Collected data entries
════════════════════

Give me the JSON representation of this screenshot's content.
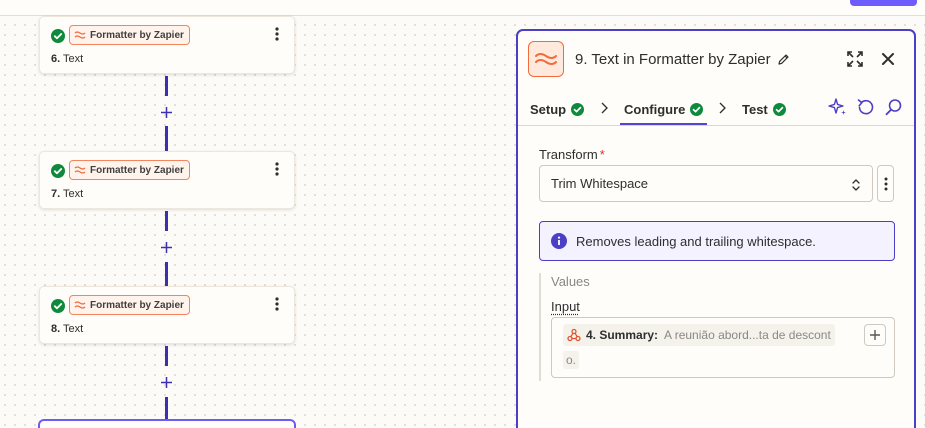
{
  "canvas": {
    "steps": [
      {
        "number": "6.",
        "title": "Text",
        "app": "Formatter by Zapier"
      },
      {
        "number": "7.",
        "title": "Text",
        "app": "Formatter by Zapier"
      },
      {
        "number": "8.",
        "title": "Text",
        "app": "Formatter by Zapier"
      }
    ]
  },
  "panel": {
    "title": "9. Text in Formatter by Zapier",
    "tabs": [
      {
        "label": "Setup"
      },
      {
        "label": "Configure"
      },
      {
        "label": "Test"
      }
    ],
    "transform": {
      "label": "Transform",
      "required_mark": "*",
      "value": "Trim Whitespace"
    },
    "info": "Removes leading and trailing whitespace.",
    "values": {
      "section_label": "Values",
      "input_label": "Input",
      "mapped_step": "4. Summary:",
      "mapped_value": "A reunião abord...ta de descont",
      "mapped_value_wrap": "o."
    }
  },
  "colors": {
    "accent": "#4b3fc6",
    "formatter_orange": "#f26b3b",
    "success_green": "#0f8a3c"
  }
}
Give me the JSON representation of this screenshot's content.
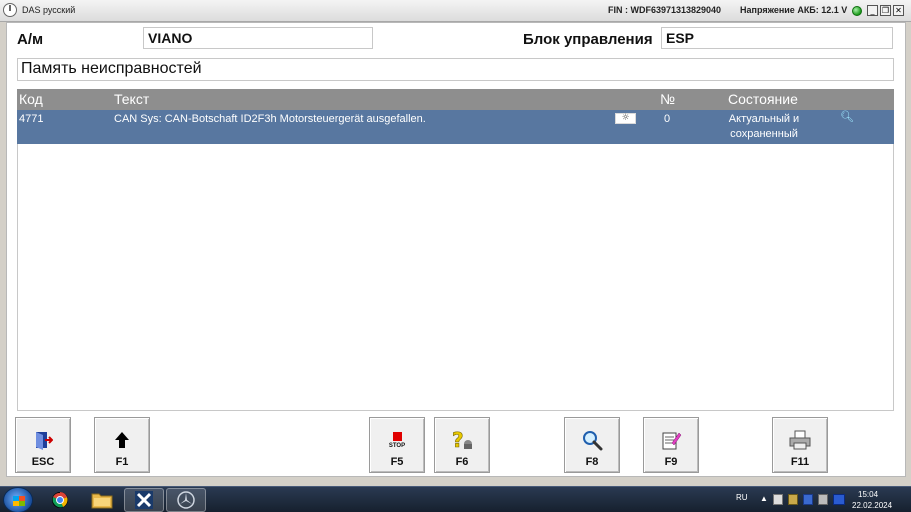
{
  "window": {
    "title": "DAS русский",
    "fin": "FIN : WDF63971313829040",
    "battery_voltage": "Напряжение АКБ: 12.1 V",
    "battery_status_color": "#1a9a1a",
    "minimize_glyph": "_",
    "restore_glyph": "❐",
    "close_glyph": "✕"
  },
  "header": {
    "vehicle_label": "А/м",
    "vehicle_value": "VIANO",
    "control_unit_label": "Блок управления",
    "control_unit_value": "ESP",
    "section_title": "Память неисправностей"
  },
  "fault_table": {
    "columns": {
      "code": "Код",
      "text": "Текст",
      "number": "№",
      "status": "Состояние"
    },
    "rows": [
      {
        "code": "4771",
        "text": "CAN Sys: CAN-Botschaft ID2F3h Motorsteuergerät ausgefallen.",
        "environment_icon": "sun-icon",
        "number": "0",
        "status_line1": "Актуальный и",
        "status_line2": "сохраненный",
        "detail_icon": "magnifier-icon",
        "selected": true
      }
    ],
    "selected_row_color": "#5877a0",
    "header_color": "#8e8e8e"
  },
  "function_keys": [
    {
      "key": "ESC",
      "icon": "exit-door-icon"
    },
    {
      "key": "F1",
      "icon": "up-arrow-icon"
    },
    {
      "key": "F5",
      "icon": "stop-icon",
      "icon_text": "STOP"
    },
    {
      "key": "F6",
      "icon": "help-question-icon"
    },
    {
      "key": "F8",
      "icon": "magnifier-icon"
    },
    {
      "key": "F9",
      "icon": "notepad-icon"
    },
    {
      "key": "F11",
      "icon": "printer-icon"
    }
  ],
  "taskbar": {
    "apps": [
      {
        "name": "chrome-icon"
      },
      {
        "name": "file-explorer-icon"
      },
      {
        "name": "das-xentry-icon"
      },
      {
        "name": "mercedes-star-icon"
      }
    ],
    "language": "RU",
    "time": "15:04",
    "date": "22.02.2024"
  }
}
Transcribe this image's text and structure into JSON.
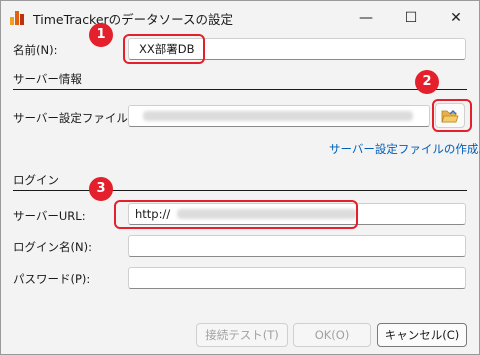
{
  "window": {
    "title": "TimeTrackerのデータソースの設定"
  },
  "controls": {
    "minimize": "—",
    "maximize": "☐",
    "close": "✕"
  },
  "name_field": {
    "label": "名前(N):",
    "value": "XX部署DB"
  },
  "server_section": {
    "heading": "サーバー情報",
    "file_label": "サーバー設定ファイル(F):",
    "create_link": "サーバー設定ファイルの作成..."
  },
  "login_section": {
    "heading": "ログイン",
    "url_label": "サーバーURL:",
    "url_value": "http://",
    "login_name_label": "ログイン名(N):",
    "password_label": "パスワード(P):"
  },
  "buttons": {
    "test": "接続テスト(T)",
    "ok": "OK(O)",
    "cancel": "キャンセル(C)"
  },
  "callouts": {
    "one": "1",
    "two": "2",
    "three": "3"
  },
  "colors": {
    "callout": "#e3202b",
    "link": "#005fb8"
  }
}
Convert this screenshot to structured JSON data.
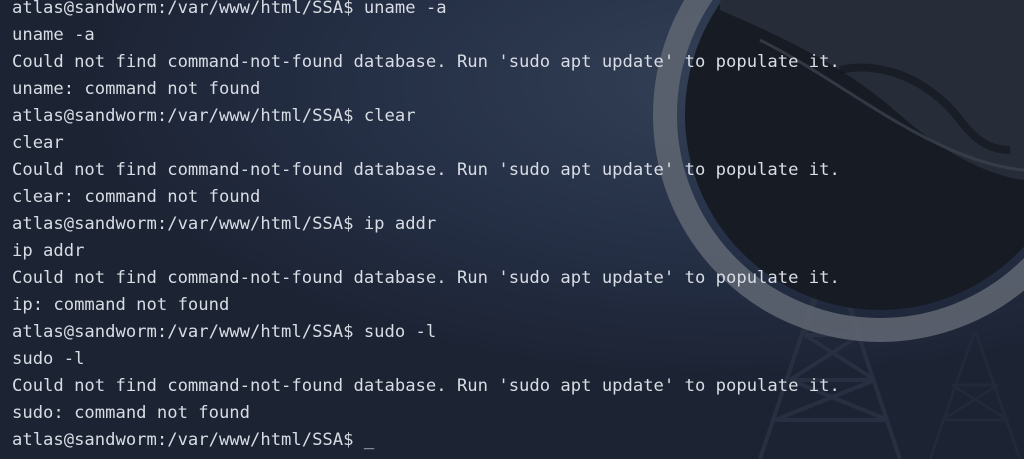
{
  "terminal": {
    "lines": [
      "atlas@sandworm:/var/www/html/SSA$ uname -a",
      "uname -a",
      "Could not find command-not-found database. Run 'sudo apt update' to populate it.",
      "uname: command not found",
      "atlas@sandworm:/var/www/html/SSA$ clear",
      "clear",
      "Could not find command-not-found database. Run 'sudo apt update' to populate it.",
      "clear: command not found",
      "atlas@sandworm:/var/www/html/SSA$ ip addr",
      "ip addr",
      "Could not find command-not-found database. Run 'sudo apt update' to populate it.",
      "ip: command not found",
      "atlas@sandworm:/var/www/html/SSA$ sudo -l",
      "sudo -l",
      "Could not find command-not-found database. Run 'sudo apt update' to populate it.",
      "sudo: command not found"
    ],
    "prompt": "atlas@sandworm:/var/www/html/SSA$ ",
    "cursor": "_"
  },
  "colors": {
    "background": "#1f2737",
    "text": "#d8dce4",
    "wallpaper_ring": "#5d6470"
  }
}
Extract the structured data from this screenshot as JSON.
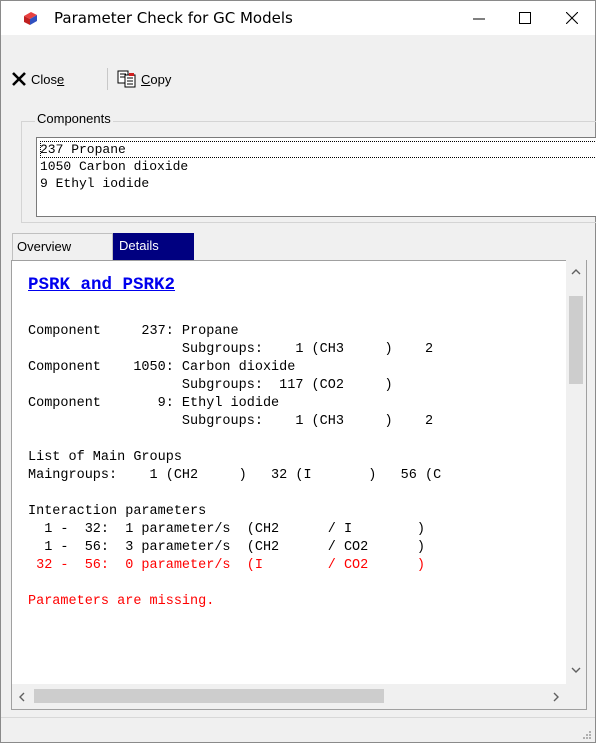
{
  "window": {
    "title": "Parameter Check for GC Models",
    "controls": {
      "minimize": "—",
      "maximize": "☐",
      "close": "✕"
    }
  },
  "toolbar": {
    "close_label": "Close",
    "copy_label": "Copy"
  },
  "components": {
    "label": "Components",
    "items": [
      "237 Propane",
      "1050 Carbon dioxide",
      "9 Ethyl iodide"
    ],
    "selected_index": 0
  },
  "tabs": {
    "overview": "Overview",
    "details": "Details",
    "active": "details"
  },
  "details": {
    "title": "PSRK and PSRK2",
    "lines": [
      "Component     237: Propane",
      "                   Subgroups:    1 (CH3     )    2",
      "Component    1050: Carbon dioxide",
      "                   Subgroups:  117 (CO2     )",
      "Component       9: Ethyl iodide",
      "                   Subgroups:    1 (CH3     )    2",
      "",
      "List of Main Groups",
      "Maingroups:    1 (CH2     )   32 (I       )   56 (C",
      "",
      "Interaction parameters",
      "  1 -  32:  1 parameter/s  (CH2      / I        )",
      "  1 -  56:  3 parameter/s  (CH2      / CO2      )",
      " 32 -  56:  0 parameter/s  (I        / CO2      )",
      "",
      "Parameters are missing."
    ],
    "error_color": "#ff0000",
    "title_color": "#0000ee"
  }
}
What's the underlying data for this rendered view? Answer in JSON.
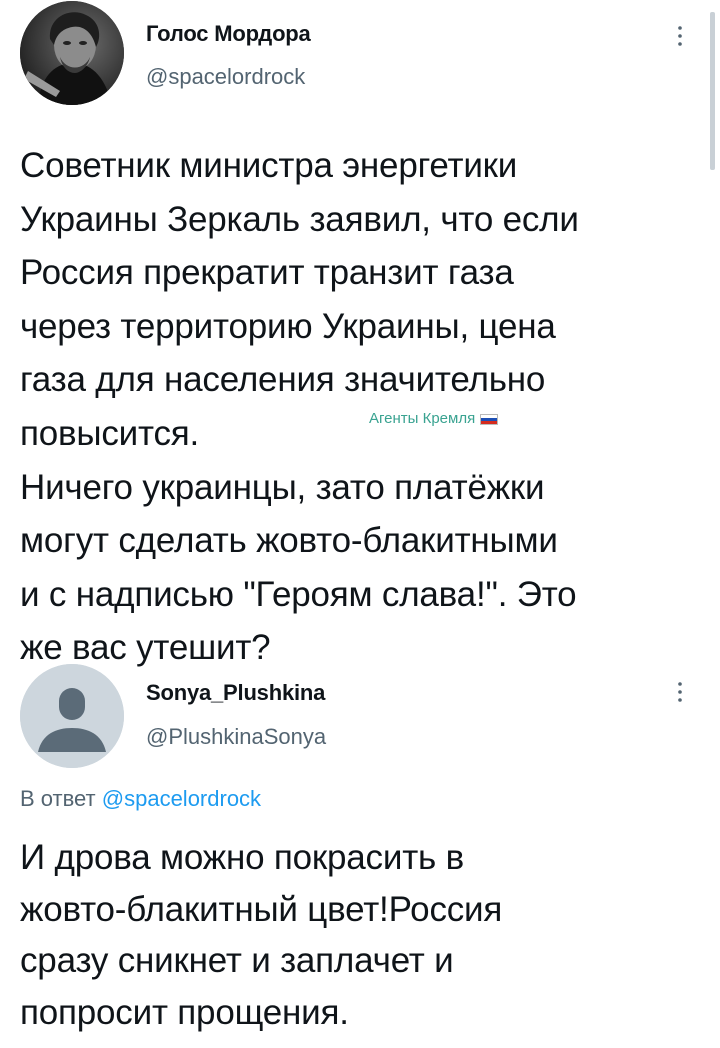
{
  "tweet1": {
    "display_name": "Голос Мордора",
    "handle": "@spacelordrock",
    "text_lines": [
      "Советник министра энергетики",
      "Украины Зеркаль заявил, что если",
      "Россия прекратит транзит газа",
      "через территорию Украины, цена",
      "газа для населения значительно",
      "повысится.",
      "Ничего украинцы, зато платёжки",
      "могут сделать жовто-блакитными",
      "и с надписью \"Героям слава!\". Это",
      "же вас утешит?"
    ],
    "watermark": "Агенты Кремля",
    "more_icon": "more-vertical-icon"
  },
  "tweet2": {
    "display_name": "Sonya_Plushkina",
    "handle": "@PlushkinaSonya",
    "reply_prefix": "В ответ",
    "reply_handle": "@spacelordrock",
    "text_lines": [
      "И дрова можно покрасить в",
      "жовто-блакитный цвет!Россия",
      "сразу сникнет и заплачет и",
      "попросит прощения."
    ],
    "more_icon": "more-vertical-icon"
  },
  "colors": {
    "text": "#0f1419",
    "secondary": "#536471",
    "link": "#1d9bf0",
    "watermark": "#3aa391"
  }
}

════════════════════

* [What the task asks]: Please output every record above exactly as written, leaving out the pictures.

* [Output of the exercise]:
Give me the JSON representation of this screenshot's content.
{
  "canvas": {
    "steps": [
      {
        "number": "6.",
        "title": "Text",
        "app": "Formatter by Zapier"
      },
      {
        "number": "7.",
        "title": "Text",
        "app": "Formatter by Zapier"
      },
      {
        "number": "8.",
        "title": "Text",
        "app": "Formatter by Zapier"
      }
    ]
  },
  "panel": {
    "title": "9. Text in Formatter by Zapier",
    "tabs": [
      {
        "label": "Setup"
      },
      {
        "label": "Configure"
      },
      {
        "label": "Test"
      }
    ],
    "transform": {
      "label": "Transform",
      "required_mark": "*",
      "value": "Trim Whitespace"
    },
    "info": "Removes leading and trailing whitespace.",
    "values": {
      "section_label": "Values",
      "input_label": "Input",
      "mapped_step": "4. Summary:",
      "mapped_value": "A reunião abord...ta de descont",
      "mapped_value_wrap": "o."
    }
  },
  "colors": {
    "accent": "#4b3fc6",
    "formatter_orange": "#f26b3b",
    "success_green": "#0f8a3c"
  }
}
Give me the JSON representation of this screenshot's content.
{
  "window": {
    "title": "DAS русский",
    "fin": "FIN : WDF63971313829040",
    "battery_voltage": "Напряжение АКБ: 12.1 V",
    "battery_status_color": "#1a9a1a",
    "minimize_glyph": "_",
    "restore_glyph": "❐",
    "close_glyph": "✕"
  },
  "header": {
    "vehicle_label": "А/м",
    "vehicle_value": "VIANO",
    "control_unit_label": "Блок управления",
    "control_unit_value": "ESP",
    "section_title": "Память неисправностей"
  },
  "fault_table": {
    "columns": {
      "code": "Код",
      "text": "Текст",
      "number": "№",
      "status": "Состояние"
    },
    "rows": [
      {
        "code": "4771",
        "text": "CAN Sys: CAN-Botschaft ID2F3h Motorsteuergerät ausgefallen.",
        "environment_icon": "sun-icon",
        "number": "0",
        "status_line1": "Актуальный и",
        "status_line2": "сохраненный",
        "detail_icon": "magnifier-icon",
        "selected": true
      }
    ],
    "selected_row_color": "#5877a0",
    "header_color": "#8e8e8e"
  },
  "function_keys": [
    {
      "key": "ESC",
      "icon": "exit-door-icon"
    },
    {
      "key": "F1",
      "icon": "up-arrow-icon"
    },
    {
      "key": "F5",
      "icon": "stop-icon",
      "icon_text": "STOP"
    },
    {
      "key": "F6",
      "icon": "help-question-icon"
    },
    {
      "key": "F8",
      "icon": "magnifier-icon"
    },
    {
      "key": "F9",
      "icon": "notepad-icon"
    },
    {
      "key": "F11",
      "icon": "printer-icon"
    }
  ],
  "taskbar": {
    "apps": [
      {
        "name": "chrome-icon"
      },
      {
        "name": "file-explorer-icon"
      },
      {
        "name": "das-xentry-icon"
      },
      {
        "name": "mercedes-star-icon"
      }
    ],
    "language": "RU",
    "time": "15:04",
    "date": "22.02.2024"
  }
}
Transcribe this image's text and structure into JSON.
{
  "window": {
    "title": "TimeTrackerのデータソースの設定"
  },
  "controls": {
    "minimize": "—",
    "maximize": "☐",
    "close": "✕"
  },
  "name_field": {
    "label": "名前(N):",
    "value": "XX部署DB"
  },
  "server_section": {
    "heading": "サーバー情報",
    "file_label": "サーバー設定ファイル(F):",
    "create_link": "サーバー設定ファイルの作成..."
  },
  "login_section": {
    "heading": "ログイン",
    "url_label": "サーバーURL:",
    "url_value": "http://",
    "login_name_label": "ログイン名(N):",
    "password_label": "パスワード(P):"
  },
  "buttons": {
    "test": "接続テスト(T)",
    "ok": "OK(O)",
    "cancel": "キャンセル(C)"
  },
  "callouts": {
    "one": "1",
    "two": "2",
    "three": "3"
  },
  "colors": {
    "callout": "#e3202b",
    "link": "#005fb8"
  }
}
Convert this screenshot to structured JSON data.
{
  "terminal": {
    "lines": [
      "atlas@sandworm:/var/www/html/SSA$ uname -a",
      "uname -a",
      "Could not find command-not-found database. Run 'sudo apt update' to populate it.",
      "uname: command not found",
      "atlas@sandworm:/var/www/html/SSA$ clear",
      "clear",
      "Could not find command-not-found database. Run 'sudo apt update' to populate it.",
      "clear: command not found",
      "atlas@sandworm:/var/www/html/SSA$ ip addr",
      "ip addr",
      "Could not find command-not-found database. Run 'sudo apt update' to populate it.",
      "ip: command not found",
      "atlas@sandworm:/var/www/html/SSA$ sudo -l",
      "sudo -l",
      "Could not find command-not-found database. Run 'sudo apt update' to populate it.",
      "sudo: command not found"
    ],
    "prompt": "atlas@sandworm:/var/www/html/SSA$ ",
    "cursor": "_"
  },
  "colors": {
    "background": "#1f2737",
    "text": "#d8dce4",
    "wallpaper_ring": "#5d6470"
  }
}
Extract the structured data from this screenshot as JSON.
{
  "window": {
    "title": "Parameter Check for GC Models",
    "controls": {
      "minimize": "—",
      "maximize": "☐",
      "close": "✕"
    }
  },
  "toolbar": {
    "close_label": "Close",
    "copy_label": "Copy"
  },
  "components": {
    "label": "Components",
    "items": [
      "237 Propane",
      "1050 Carbon dioxide",
      "9 Ethyl iodide"
    ],
    "selected_index": 0
  },
  "tabs": {
    "overview": "Overview",
    "details": "Details",
    "active": "details"
  },
  "details": {
    "title": "PSRK and PSRK2",
    "lines": [
      "Component     237: Propane",
      "                   Subgroups:    1 (CH3     )    2",
      "Component    1050: Carbon dioxide",
      "                   Subgroups:  117 (CO2     )",
      "Component       9: Ethyl iodide",
      "                   Subgroups:    1 (CH3     )    2",
      "",
      "List of Main Groups",
      "Maingroups:    1 (CH2     )   32 (I       )   56 (C",
      "",
      "Interaction parameters",
      "  1 -  32:  1 parameter/s  (CH2      / I        )",
      "  1 -  56:  3 parameter/s  (CH2      / CO2      )",
      " 32 -  56:  0 parameter/s  (I        / CO2      )",
      "",
      "Parameters are missing."
    ],
    "error_color": "#ff0000",
    "title_color": "#0000ee"
  }
}
What's the underlying data for this rendered view? Answer in JSON.
{
  "tweet1": {
    "display_name": "Голос Мордора",
    "handle": "@spacelordrock",
    "text_lines": [
      "Советник министра энергетики",
      "Украины Зеркаль заявил, что если",
      "Россия прекратит транзит газа",
      "через территорию Украины, цена",
      "газа для населения значительно",
      "повысится.",
      "Ничего украинцы, зато платёжки",
      "могут сделать жовто-блакитными",
      "и с надписью \"Героям слава!\". Это",
      "же вас утешит?"
    ],
    "watermark": "Агенты Кремля",
    "more_icon": "more-vertical-icon"
  },
  "tweet2": {
    "display_name": "Sonya_Plushkina",
    "handle": "@PlushkinaSonya",
    "reply_prefix": "В ответ",
    "reply_handle": "@spacelordrock",
    "text_lines": [
      "И дрова можно покрасить в",
      "жовто-блакитный цвет!Россия",
      "сразу сникнет и заплачет и",
      "попросит прощения."
    ],
    "more_icon": "more-vertical-icon"
  },
  "colors": {
    "text": "#0f1419",
    "secondary": "#536471",
    "link": "#1d9bf0",
    "watermark": "#3aa391"
  }
}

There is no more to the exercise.